Natural Falls State Park in West Siloam Springs, OK is one beautiful campground, and not terribly pricey at $20 a night, or $18 for us geezers for 30 amps and water, with dump station access. We enjoyed our stay, but the spring thaw has come to Colorado and only a few more snowfalls are forecast: now is the time to travel on.
Most of Oklahoma and the Texas panhandle are decidedly un-scenic. Kat planned to cover 700 miles of highway and 5,000 feet of vertical elevation in just three days. The pull was even less fun than you might imagine but we got past it, and later we’ll show and tell you about incredibly scenic north central New Mexico.
The first drive covered half of Oklahoma’s width, passing small cities, flowering pastures of cud-chewing cattle, sprawling wind farms, wind-blown and rusting barns and silos. We dropped $20 on the Red State phenomenon that is tolls, most often on Interstate Highways. Our campsite was a free hookup with juice and water at Lucky Star Casino in El Reno, OK. That’s just outside OKC, and fortuitously the home of three Road Food recommended diners, each the purveyor a regional specialty, the Onion Burger.
Robert’s Diner has only 14 stools and a lunch counter: too crowded. Johnnie’s Grill is larger but looked a bit shop-worn from the street: another pass. Sid’s looked modern in a 1950’s kind of way, and there we ate. Onion burgers are a Depression era invention (a beef patty then cost a nickel, same as a ten pound sack of onions). They slice the onions incredibly thin, salt them to drive out moisture, and mash about half a cup into each beef patty, then fry it up on a hot steel grill. The onion caramelizes and lends its sweetness to that 80-20 blend of beef and fat. The result is a bit greasy, but very flavorful, and the locals are happy addicts.
We skipped the Washita Battlefield where in 1868 Custer’s command massacred Chief Black Kettle’s camp – warriors, women, ancient ones, and children. Custer went after Kettle even though that chief had long been an advocate of cooperation with the Wasichu. The street connecting our Cheyenne casino to Highway 81 is called Black Kettle Drive. The peace chief’s cooperation with the whites bought him a bullet in the back. But he is remembered, and today his people profit from the slot machines worshipped by Those Who Steal the Fat.
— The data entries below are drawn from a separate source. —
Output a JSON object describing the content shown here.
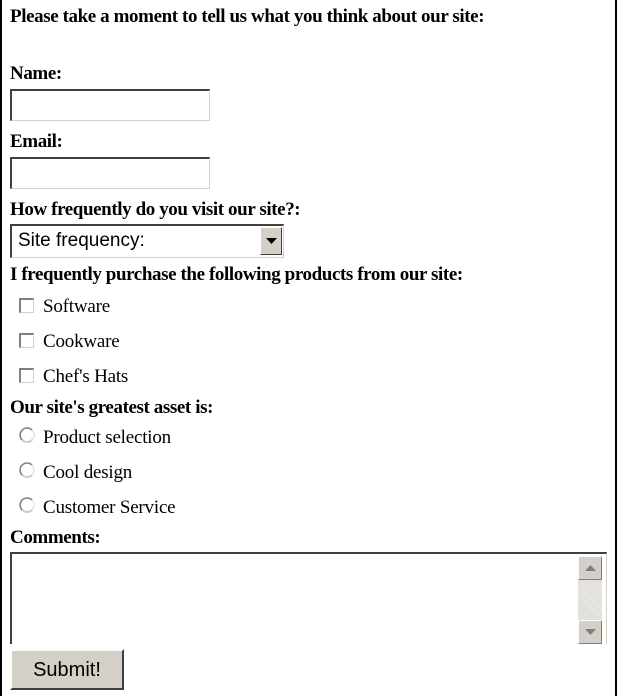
{
  "form": {
    "intro": "Please take a moment to tell us what you think about our site:",
    "name": {
      "label": "Name:",
      "value": ""
    },
    "email": {
      "label": "Email:",
      "value": ""
    },
    "frequency": {
      "label": "How frequently do you visit our site?:",
      "selected": "Site frequency:"
    },
    "products": {
      "label": "I frequently purchase the following products from our site:",
      "options": [
        {
          "label": "Software",
          "checked": false
        },
        {
          "label": "Cookware",
          "checked": false
        },
        {
          "label": "Chef's Hats",
          "checked": false
        }
      ]
    },
    "asset": {
      "label": "Our site's greatest asset is:",
      "options": [
        {
          "label": "Product selection",
          "selected": false
        },
        {
          "label": "Cool design",
          "selected": false
        },
        {
          "label": "Customer Service",
          "selected": false
        }
      ]
    },
    "comments": {
      "label": "Comments:",
      "value": ""
    },
    "submit_label": "Submit!"
  }
}
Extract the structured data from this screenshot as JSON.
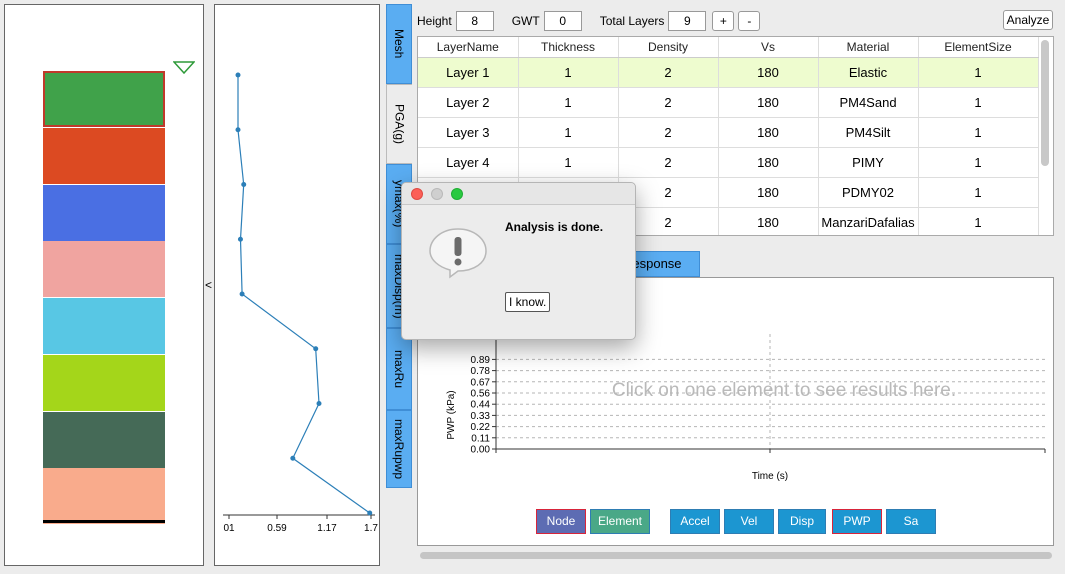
{
  "soil_column": {
    "layers": [
      {
        "color": "#40a24a",
        "border": "#c0392b"
      },
      {
        "color": "#dc4a22"
      },
      {
        "color": "#4a6fe3"
      },
      {
        "color": "#f0a4a0"
      },
      {
        "color": "#58c7e4"
      },
      {
        "color": "#a4d61a"
      },
      {
        "color": "#456a57"
      },
      {
        "color": "#f9ab8c"
      }
    ],
    "gwt_marker_color": "#2e9a39"
  },
  "collapse_arrow": "<",
  "profile": {
    "x_ticks": [
      "01",
      "0.59",
      "1.17",
      "1.7"
    ],
    "x_range": [
      0,
      1.76
    ],
    "depth_range": [
      0,
      8
    ],
    "points": [
      {
        "x": 0.11,
        "depth": 0
      },
      {
        "x": 0.11,
        "depth": 1
      },
      {
        "x": 0.18,
        "depth": 2
      },
      {
        "x": 0.14,
        "depth": 3
      },
      {
        "x": 0.16,
        "depth": 4
      },
      {
        "x": 1.06,
        "depth": 5
      },
      {
        "x": 1.1,
        "depth": 6
      },
      {
        "x": 0.78,
        "depth": 7
      },
      {
        "x": 1.72,
        "depth": 8
      }
    ],
    "line_color": "#2c7fb8"
  },
  "tabs": [
    {
      "label": "Mesh",
      "active": false
    },
    {
      "label": "PGA(g)",
      "active": true
    },
    {
      "label": "ymax(%)",
      "active": false
    },
    {
      "label": "maxDisp(m)",
      "active": false
    },
    {
      "label": "maxRu",
      "active": false
    },
    {
      "label": "maxRupwp",
      "active": false
    }
  ],
  "controls": {
    "height_label": "Height",
    "height_value": "8",
    "gwt_label": "GWT",
    "gwt_value": "0",
    "total_layers_label": "Total Layers",
    "total_layers_value": "9",
    "plus_label": "+",
    "minus_label": "-",
    "analyze_label": "Analyze"
  },
  "table": {
    "headers": [
      "LayerName",
      "Thickness",
      "Density",
      "Vs",
      "Material",
      "ElementSize"
    ],
    "rows": [
      [
        "Layer 1",
        "1",
        "2",
        "180",
        "Elastic",
        "1"
      ],
      [
        "Layer 2",
        "1",
        "2",
        "180",
        "PM4Sand",
        "1"
      ],
      [
        "Layer 3",
        "1",
        "2",
        "180",
        "PM4Silt",
        "1"
      ],
      [
        "Layer 4",
        "1",
        "2",
        "180",
        "PIMY",
        "1"
      ],
      [
        "",
        "",
        "2",
        "180",
        "PDMY02",
        "1"
      ],
      [
        "",
        "",
        "2",
        "180",
        "ManzariDafalias",
        "1"
      ]
    ]
  },
  "response_tab_label": "Response",
  "chart": {
    "ylabel": "PWP (kPa)",
    "xlabel": "Time (s)",
    "y_ticks": [
      "0.00",
      "0.11",
      "0.22",
      "0.33",
      "0.44",
      "0.56",
      "0.67",
      "0.78",
      "0.89"
    ],
    "placeholder": "Click on one element to see results here."
  },
  "bottom_buttons": [
    {
      "label": "Node",
      "color": "#5d6cb3",
      "selected": true
    },
    {
      "label": "Element",
      "color": "#4aa887",
      "selected": false
    },
    {
      "label": "Accel",
      "color": "#1c96d1",
      "selected": false
    },
    {
      "label": "Vel",
      "color": "#1c96d1",
      "selected": false
    },
    {
      "label": "Disp",
      "color": "#1c96d1",
      "selected": false
    },
    {
      "label": "PWP",
      "color": "#1c96d1",
      "selected": true
    },
    {
      "label": "Sa",
      "color": "#1c96d1",
      "selected": false
    }
  ],
  "dialog": {
    "message": "Analysis is done.",
    "ok_label": "I know."
  }
}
Our pace ruled out a visit to the Roger Miller Museum (Chug-a-Lug, Dang Me, King of the Road) on Route 66 in Erick, OK. Had I realized its address was 101 Sheb Wooley Drive we might have dropped in. Sheb was of course, author of the mid-50’s hit Purple People Eater, and later wrote the theme for Hee-Haw. He acted in Rawhide and The Outlaw Josey Wales with Eastwood, and played the principal who hired Gene Hackman to coach in Hoosiers. Both these fellows grew up in Erick.
As we drove further west the trees turned to scrub and the cities became towns. Broad meadows of pasture became muddy feed lots, yet on we drove. We made camp in Amarillo, then survived a 340 mile pull to Lake Cochiti, NM. Here we’ll rest and explore lovely old Santa Fe.
3 thoughts on “Crossing Oklahoma and Texas”
Good to know you all made it out of Texas, survived that long pull, and are now in New Mexico.
It would have been my choice, too, to skip that battlefield.
The energy there cannot be good, even after all this time.
Too bad you didn’t get to visit the museum, but maybe next time.
Trying to not get one of those songs stuck in my head. You know the one.
Found this online.
They also make their own spatulas, but you probably knew that.
Look forward to more beautiful prose and photos about this part of the trip. 😀
No Kahuna, I do not know which one. But I would guess Purple or Dang Me. Either is to a highly functional mind as a treble hook is to a working eyeball. Sorry!
I should have put a winking emoticon about the song. My point was that all of them are addictive. 🙂
Excellent, though a tad gruesome, analogy there, Jackson. 😀